What began as a classroom management gimmick has become one of the most important lessons I teach.
Ten years ago, as an uncertain and impressionable student teacher, I adopted every tip my mentor had to offer, modeling my style of teaching, my classroom policies and my lesson plans -- even my opening letter -- around her example. Included in my flattering imitation was co-opting the concept of Stillness.
At the beginning of each class, I ring chimes three times, instructing students that by the third chime, they should be in their seats, eyes closed, their bodies “internally and externally still.” Over the first two weeks of classes, we build up the practice from 30 seconds to three minutes. At the end of Stillness, I strike a bell and say, “Good morning.”
The gimmick is that my students begin class silently, attentive and focused on me. I don’t need to shout, “Okay, everyone in his/her seat! Class is starting.” I don’t have to compete with their friends’ gossip, their most recent text messages, their scrambling to copy homework. Admittedly, I still appreciate this focusing effect, and my students appreciate it too: by the end of September, they all offer a “good morning” back to me (or delight in correcting me with a “good AFTERNOON”). It’s a civilized way to begin class in what can sometimes be an uncivil environment.

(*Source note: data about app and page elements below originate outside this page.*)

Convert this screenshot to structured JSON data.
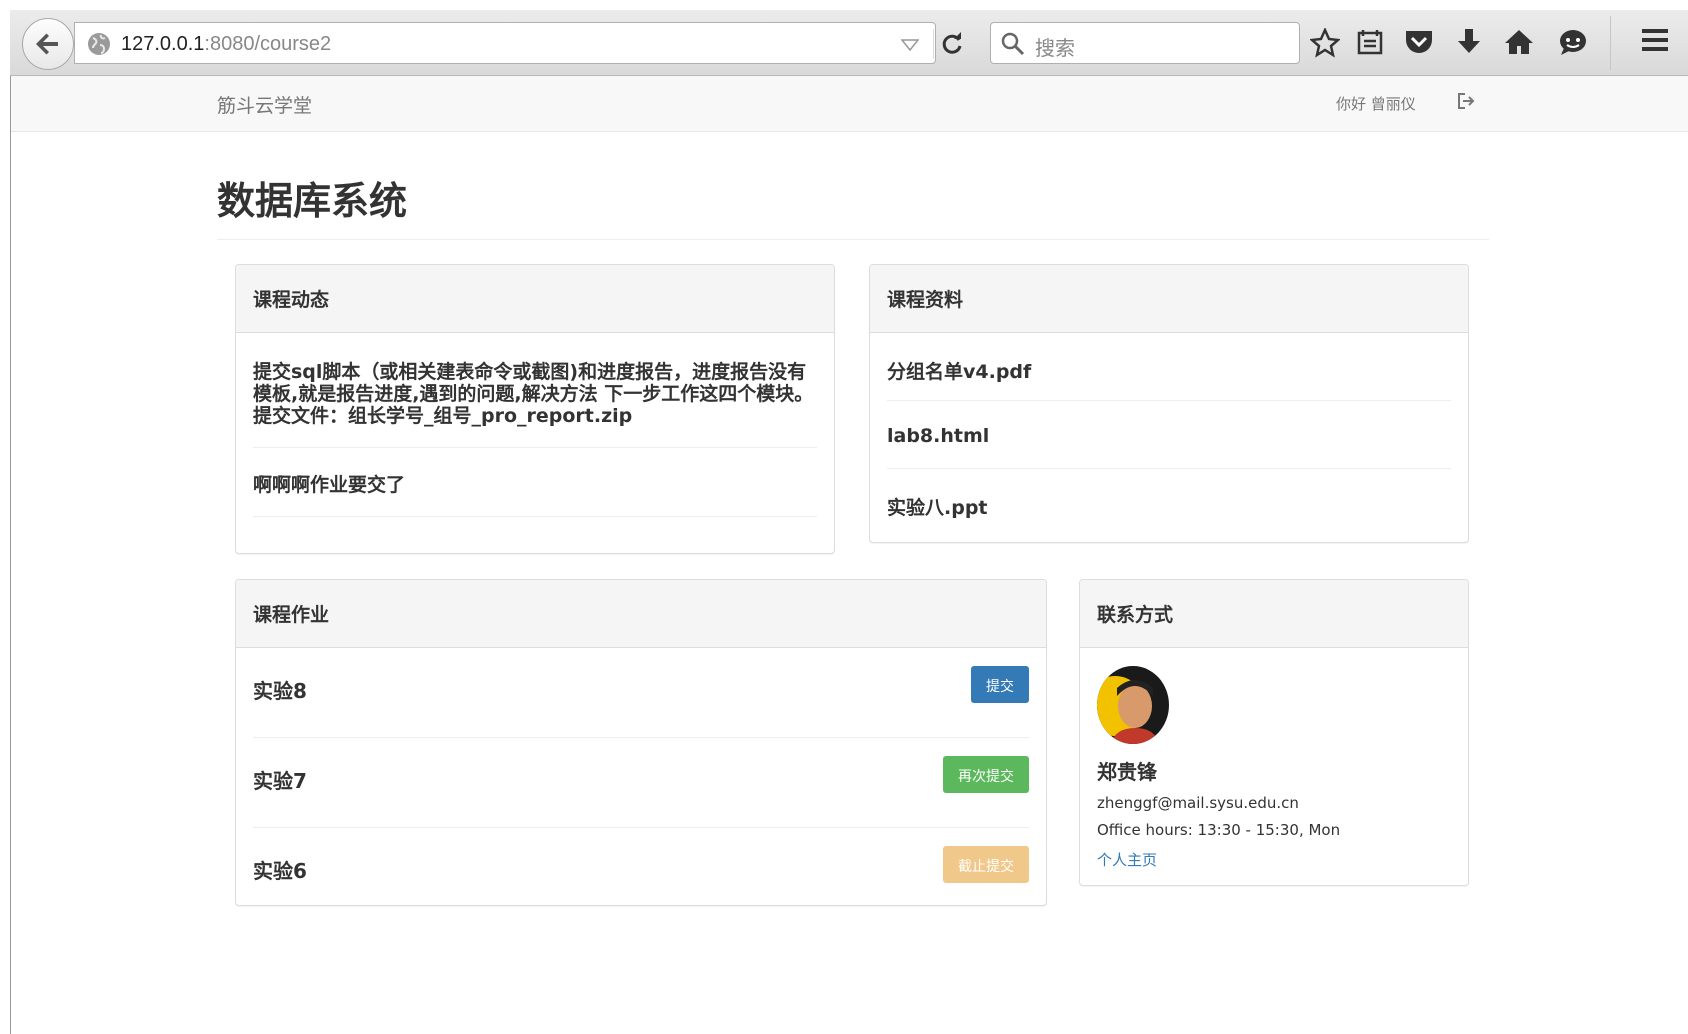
{
  "browser": {
    "url_host": "127.0.0.1",
    "url_path": ":8080/course2",
    "search_placeholder": "搜索"
  },
  "navbar": {
    "brand": "筋斗云学堂",
    "greeting": "你好 曾丽仪"
  },
  "page_title": "数据库系统",
  "news": {
    "heading": "课程动态",
    "items": [
      "提交sql脚本（或相关建表命令或截图)和进度报告，进度报告没有模板,就是报告进度,遇到的问题,解决方法 下一步工作这四个模块。提交文件：组长学号_组号_pro_report.zip",
      "啊啊啊作业要交了"
    ]
  },
  "files": {
    "heading": "课程资料",
    "items": [
      "分组名单v4.pdf",
      "lab8.html",
      "实验八.ppt"
    ]
  },
  "homework": {
    "heading": "课程作业",
    "items": [
      {
        "name": "实验8",
        "action": "提交",
        "color": "#337ab7"
      },
      {
        "name": "实验7",
        "action": "再次提交",
        "color": "#5cb85c"
      },
      {
        "name": "实验6",
        "action": "截止提交",
        "color": "#f0c88a"
      }
    ]
  },
  "contact": {
    "heading": "联系方式",
    "name": "郑贵锋",
    "email": "zhenggf@mail.sysu.edu.cn",
    "office_hours": "Office hours: 13:30 - 15:30, Mon",
    "homepage_link": "个人主页"
  }
}
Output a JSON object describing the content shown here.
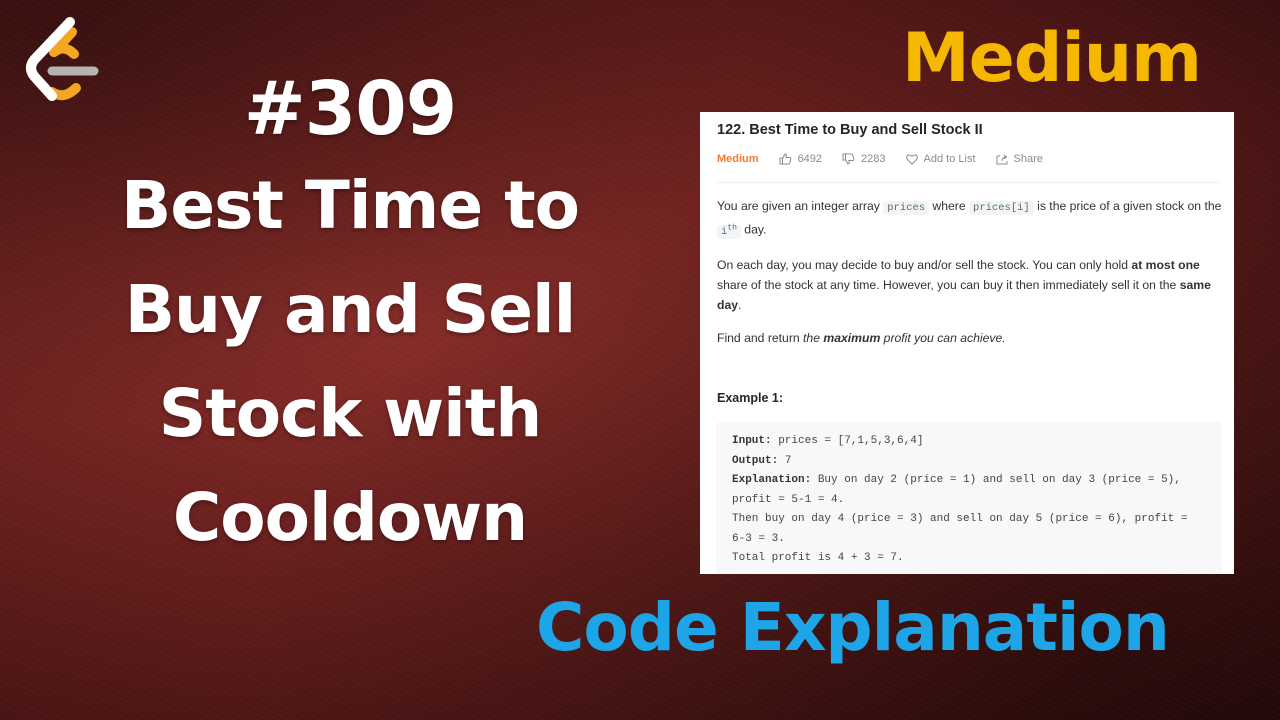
{
  "thumbnail": {
    "logo": "leetcode-logo-icon",
    "problem_number": "#309",
    "title_lines": [
      "Best Time to",
      "Buy and Sell",
      "Stock with",
      "Cooldown"
    ],
    "difficulty_label": "Medium",
    "footer_label": "Code Explanation",
    "colors": {
      "difficulty": "#f5b700",
      "footer": "#1ea5e8",
      "title": "#ffffff",
      "background": "#6e2220"
    }
  },
  "panel": {
    "title": "122. Best Time to Buy and Sell Stock II",
    "difficulty": "Medium",
    "likes": "6492",
    "dislikes": "2283",
    "add_to_list": "Add to List",
    "share": "Share",
    "description": {
      "p1_a": "You are given an integer array ",
      "p1_code1": "prices",
      "p1_b": " where ",
      "p1_code2": "prices[i]",
      "p1_c": " is the price of a given stock on the ",
      "p1_code3": "i",
      "p1_sup": "th",
      "p1_d": " day.",
      "p2_a": "On each day, you may decide to buy and/or sell the stock. You can only hold ",
      "p2_b": "at most one",
      "p2_c": " share of the stock at any time. However, you can buy it then immediately sell it on the ",
      "p2_d": "same day",
      "p2_e": ".",
      "p3_a": "Find and return ",
      "p3_b": "the ",
      "p3_c": "maximum",
      "p3_d": " profit you can achieve."
    },
    "example_heading": "Example 1:",
    "example": {
      "input_label": "Input:",
      "input_value": " prices = [7,1,5,3,6,4]",
      "output_label": "Output:",
      "output_value": " 7",
      "explanation_label": "Explanation:",
      "explanation_lines": [
        " Buy on day 2 (price = 1) and sell on day 3 (price = 5),",
        "profit = 5-1 = 4.",
        "Then buy on day 4 (price = 3) and sell on day 5 (price = 6), profit =",
        "6-3 = 3.",
        "Total profit is 4 + 3 = 7."
      ]
    }
  }
}
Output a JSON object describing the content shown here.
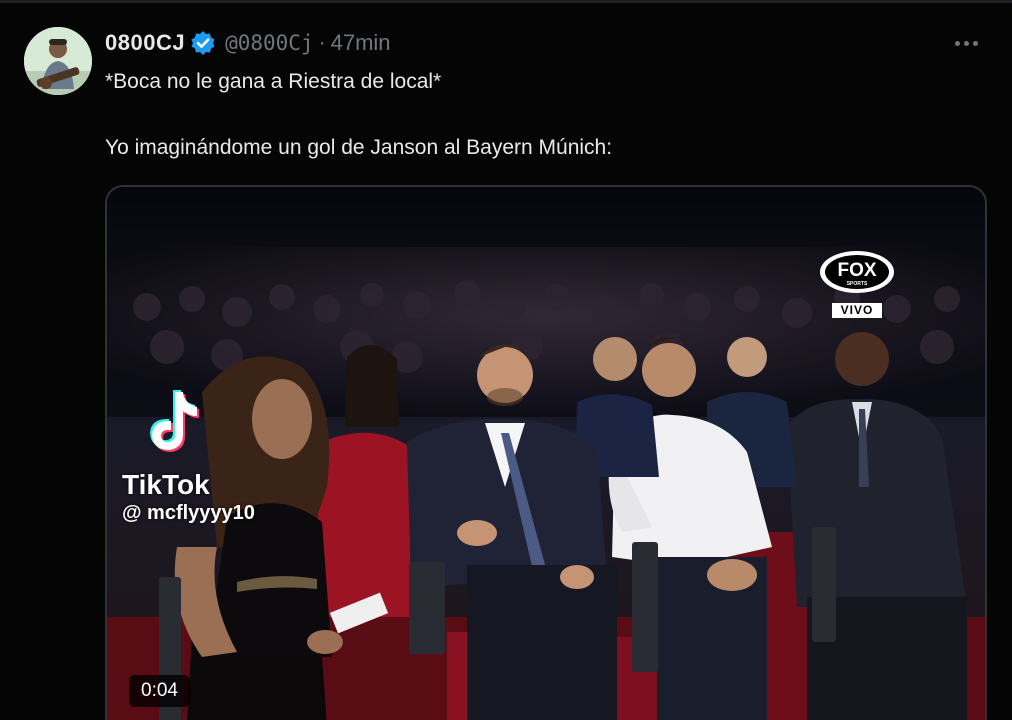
{
  "tweet": {
    "display_name": "0800CJ",
    "handle": "@0800Cj",
    "separator": "·",
    "time": "47min",
    "text_line1": "*Boca no le gana a Riestra de local*",
    "text_line2": "Yo imaginándome un gol de Janson al Bayern Múnich:"
  },
  "media": {
    "tiktok_label": "TikTok",
    "tiktok_handle": "@ mcflyyyy10",
    "broadcaster_logo": "FOX",
    "broadcaster_sub": "SPORTS",
    "live_badge": "VIVO",
    "duration": "0:04"
  },
  "icons": {
    "verified": "verified-badge-icon",
    "more": "more-options-icon",
    "tiktok": "tiktok-logo-icon"
  },
  "colors": {
    "background": "#000000",
    "text": "#e7e9ea",
    "muted": "#71767b",
    "verified": "#1d9bf0",
    "border": "#2f3336"
  }
}
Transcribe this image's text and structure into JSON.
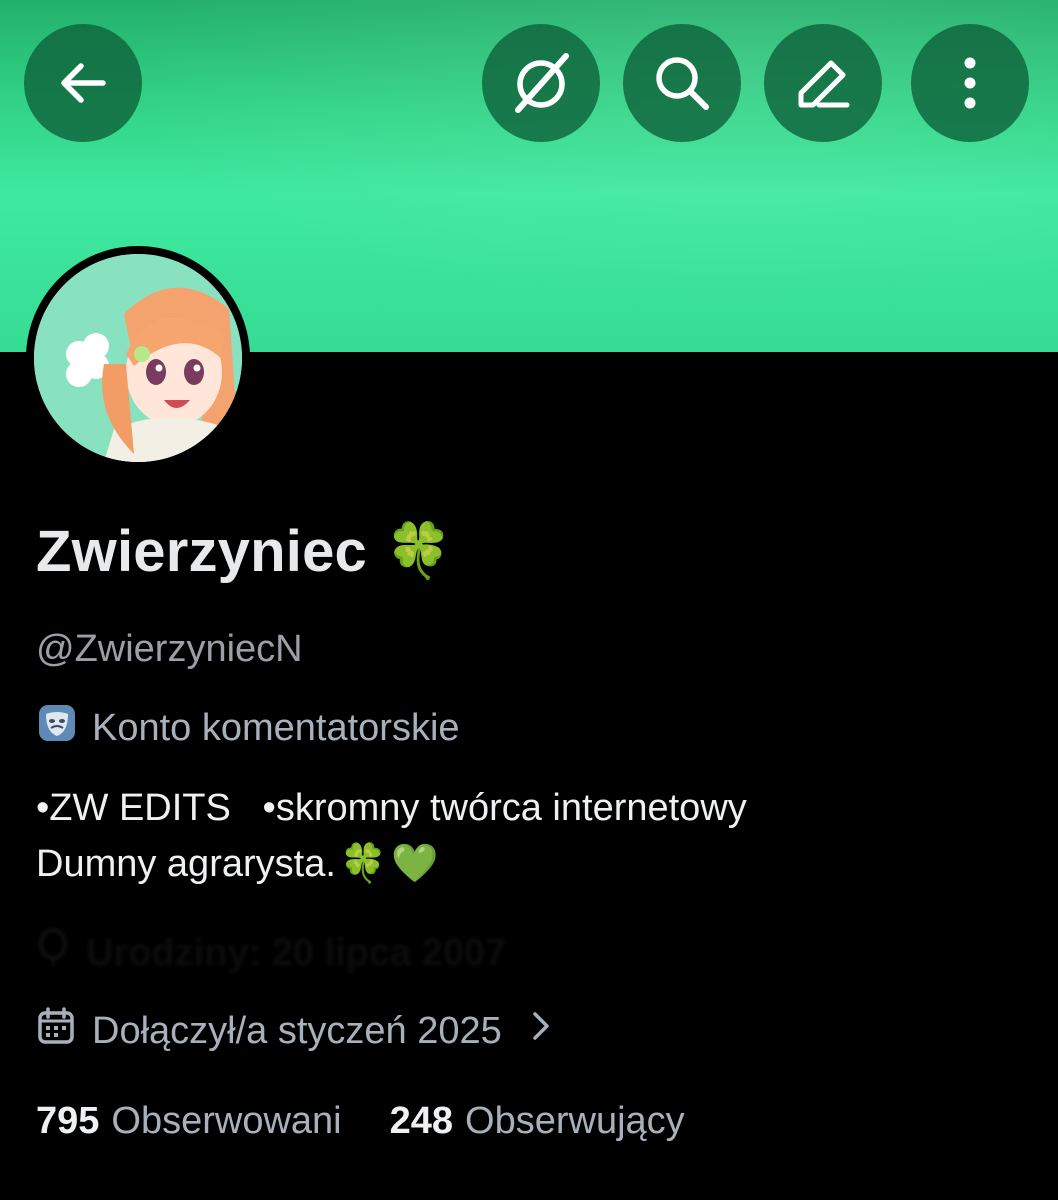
{
  "header": {
    "buttons": [
      {
        "name": "back-button",
        "icon": "arrow-left-icon"
      },
      {
        "name": "grok-button",
        "icon": "grok-icon"
      },
      {
        "name": "search-button",
        "icon": "search-icon"
      },
      {
        "name": "edit-button",
        "icon": "pencil-icon"
      },
      {
        "name": "more-button",
        "icon": "more-vertical-icon"
      }
    ],
    "banner_color": "#3fe9a0"
  },
  "profile": {
    "display_name": "Zwierzyniec",
    "name_emoji": "🍀",
    "handle": "@ZwierzyniecN",
    "label_icon": "theater-masks-icon",
    "label": "Konto komentatorskie",
    "bio_line_1": "•ZW EDITS   •skromny twórca internetowy",
    "bio_line_2": "Dumny agrarysta.",
    "bio_emoji_1": "🍀",
    "bio_emoji_2": "💚",
    "birthday": "Urodziny: 20 lipca 2007",
    "joined": "Dołączył/a styczeń 2025",
    "following_count": "795",
    "following_label": "Obserwowani",
    "followers_count": "248",
    "followers_label": "Obserwujący"
  }
}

The real benefit, however, comes from the space Stillness provides in our otherwise frenetic and noisy lives. At the beginning of the year, when I explain the concept to students, I focus on what we all can gain from the routine:
We all need some space, some silence to quiet our minds and refocus on English class. I want to be present fully to you, and your classmates need you to be present to them in order for our class to work effectively.I spend very little time teaching them how to do it, aside from tips to avoid snickering (eyes closed – not looking at pals, hands in lap, breathing instead of holding in laughter); I offer some suggestions about focusing on their nostrils or counting to four with each inhalation and exhalation. About once a week, I play calming music, something that has a regular beat or guitar strumming that can help guide their breath. Occasionally – after the first few months of class – I lead them in some visualizations or relaxation techniques.
Say you have a fight with a friend in the hallway. I want you to let that go. Don’t bring it in here to poison your experience. Let’s say I had a particularly frustrating student the period before you all came in? Would you want me to take it out on you, my bad mood bleeding into the next class?
Stillness is your time, your personal time, when no one expects anything of you, when you don’t have to spout information or pretend to be happy or play some role in this high school drama. You can be in your head, or completely out of it. Think about clouds passing, a placid lake, or just breathe and think of nothing at all.
Of course, some students remain dubious. “Mrs. Bernstein, there is no way I can sit still. I have ADD! I just can’t do it!”
I always acknowledge that the practice is difficult, defusing their resistance by admitting that I struggle as well, and encouraging their perseverance by refusing to give up the routine. I do not allow students to hijack Stillness from the rest of us. And somehow it works.
I teach in a public school. You might wonder if the practice has caused controversy. Certainly, my first two years were fraught with worry that a student might misinterpret the practice to his parents, and I doggedly corrected students who called it “karma” or “some weird Buddhist crap.” A number of parents over the years have thanked me for teaching their kids “an important life skill,” and a few offered, preemptively, to defend me should a problem arise.
The school and community have so supported the practice that I was recently awarded a grant through the local Education Foundation to run a meditation group at the high school.
Students have told me repeatedly that they come to depend on Stillness. On days I am particularly rushed, I might launch into some directions, but they always pull me back: “You forgot ‘peace time!” or “What about Stillness, Mrs. B?” or, my favorite, “Can we do 20 minutes today? I really need it.”
In recent years, I’ve broadened our practice, allowing every six weeks or so an extended period of 20 minutes, sometimes silent, sometimes with a guided full-body scan. And as a reward at the end of the year, I’ve invited my sister-in-law, a yoga teacher, to lead each class in some soothing poses.
Students have told me that they use stillness on the bus before football games, in the middle of the lunchroom when someone “said something stupid that made me want to punch him out,” and at night when they can’t sleep. They regularly download the songs I play or make me cds of music they think will work well. They return after graduation to say they’ve taken yoga or mediation classes at college. The biggest compliment I’ve ever received was when a tough guy – you know the type, too cool for school and always ready to challenge authority – re-emerged after a 20-minute session mumbling dreamily, “Mrs. B., you have the best voice.”
His friends razzed him mercifully, but he was stalwart in defending Stillness: “Dude, shut up! I am so chillaxed after that. We should have a whole class of just her talking about that ‘blue healing breath’ or whatever that thing is.”
Camille Napier Bernstein is a high school English teacher in Natick, Massachusetts. She recently completed the UMass Medical School’s eight-week Mindfulness-Based Stress Reduction course, created by Jon Kabat-Zinn. Publicly, she’d like to thank (again) her mentor, Lucile Burt, for teaching her the “gimmick.”